  • Published source details Grey-Ross R., Downs C.T. & Kirkman K. (2009) Reintroduction failure of captive-bred oribi (Ourebia ourebi). South African Journal of Wildlife Research, 39, 34-38.


This study is summarised as evidence for the following.

Action Category

Release captive-bred individuals to re-establish or boost populations in native range

Action Link
Terrestrial Mammal Conservation
  1. Release captive-bred individuals to re-establish or boost populations in native range

    A study in 2004–2006 at a grassland reserve in KwaZulu-Natal, South Africa (Grey-Ross et al. 2009) found that one of 10 captive-bred oribi Ourebia ourebi released into the wild survived more than two years. One captive-bred female oribi released into the wild survived for at least 27 months. Eight oribi died, six within one month of release and three within eight months. One oribi was taken back into captivity with a broken leg. Two of the eight animals that died were predated, two were poached, one died in cold weather and the cause of death in three cases was unknown. In April 2004, ten adult oribi (four males, six females) from a private breeding facility (9 x 1–3 ha enclosures) were fitted with radio-collars and released into two grassland sites (five animals at each) within three hours of capture. In 2004–2005, the released oribi were monitored weekly during the first month and monthly after the first three months post-release.

    (Summarised by: Ricardo Rocha)

Output references
What Works 2021 cover

What Works in Conservation

What Works in Conservation provides expert assessments of the effectiveness of actions, based on summarised evidence, in synopses. Subjects covered so far include amphibians, birds, mammals, forests, peatland and control of freshwater invasive species. More are in progress.

More about What Works in Conservation

Download free PDF or purchase
The Conservation Evidence Journal

The Conservation Evidence Journal

An online, free to publish in, open-access journal publishing results from research and projects that test the effectiveness of conservation actions.

Read the latest volume: Volume 19

Go to the CE Journal

Discover more on our blog

Our blog contains the latest news and updates from the Conservation Evidence team, the Conservation Evidence Journal, and our global partners in evidence-based conservation.

Who uses Conservation Evidence?

Meet some of the evidence champions

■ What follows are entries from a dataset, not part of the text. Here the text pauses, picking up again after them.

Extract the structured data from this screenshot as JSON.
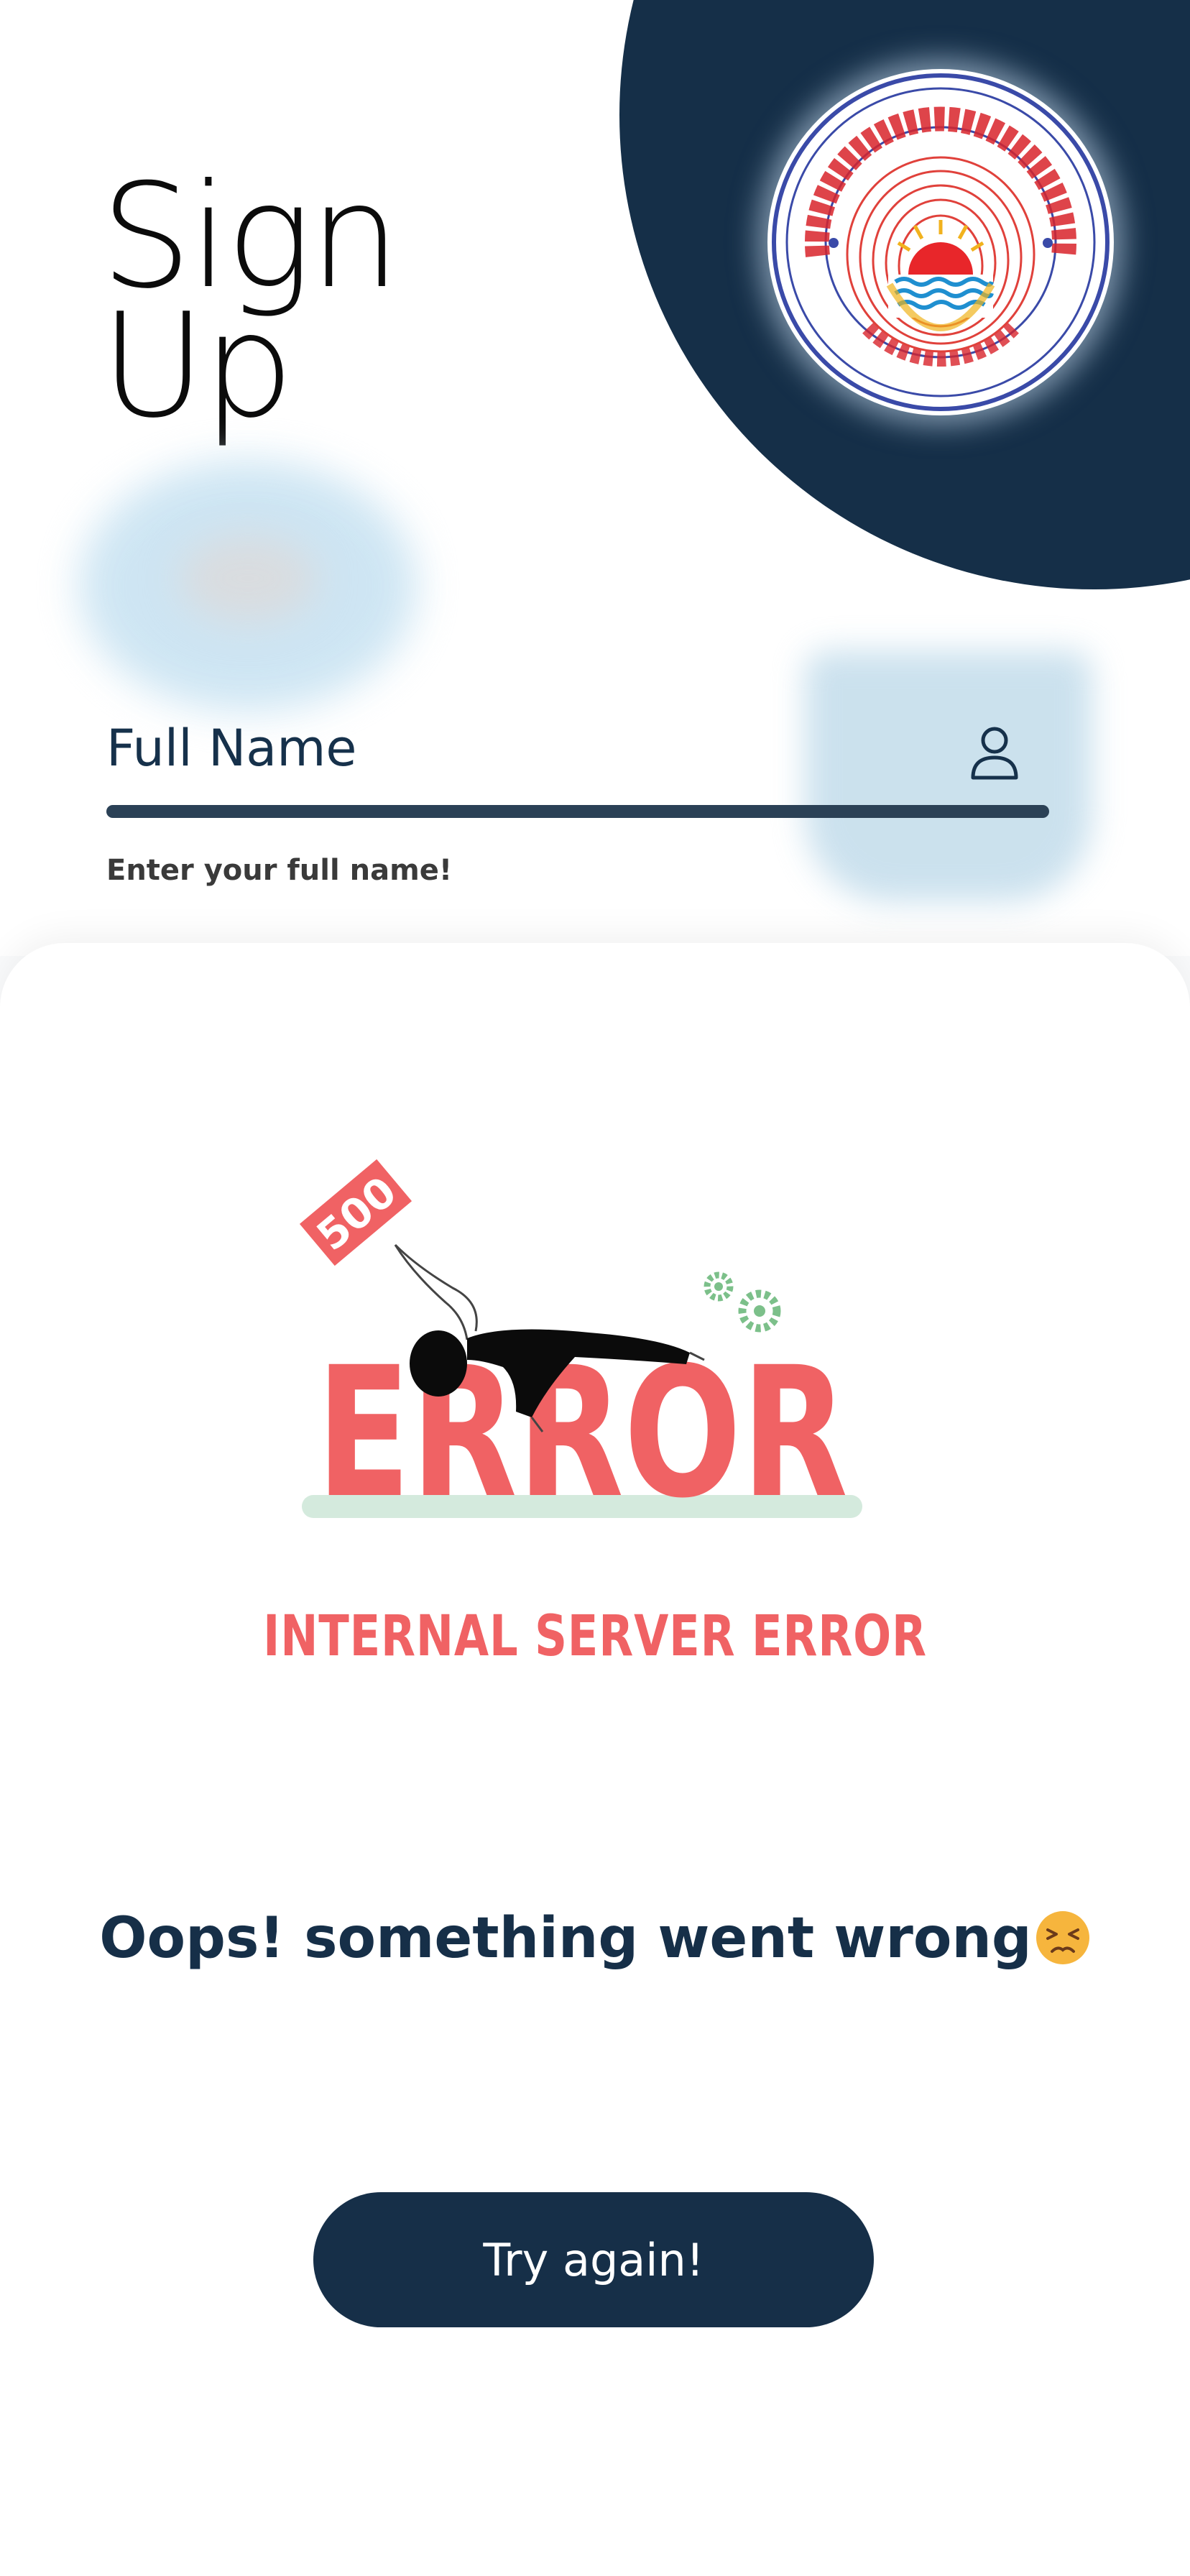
{
  "signup": {
    "title_line1": "Sign",
    "title_line2": "Up",
    "full_name_label": "Full Name",
    "full_name_error": "Enter your full name!",
    "logo_icon": "university-emblem",
    "user_icon": "user-icon"
  },
  "error_sheet": {
    "illustration": {
      "sign_number": "500",
      "big_word": "ERROR"
    },
    "caption": "INTERNAL SERVER ERROR",
    "message": "Oops! something went wrong",
    "emoji_icon": "persevering-face-emoji",
    "button_label": "Try again!"
  },
  "colors": {
    "navy": "#162f48",
    "error_red": "#f06264",
    "gear_green": "#7cc08a",
    "logo_red": "#d8232a"
  }
}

Endangered Landscape Programme Red List Champion - Arc Kent Wildlife Trust The Rufford Foundation Save the Frogs - Ghana Bern wood Supporting Conservation Leaders National Biodiversity Network Sustainability Dashboard Frog Life The international journey of Conservation - Oryx British trust for ornithology Cool Farm Alliance UNEP AWFA Butterfly Conservation People trust for endangered species Vincet Wildlife Trust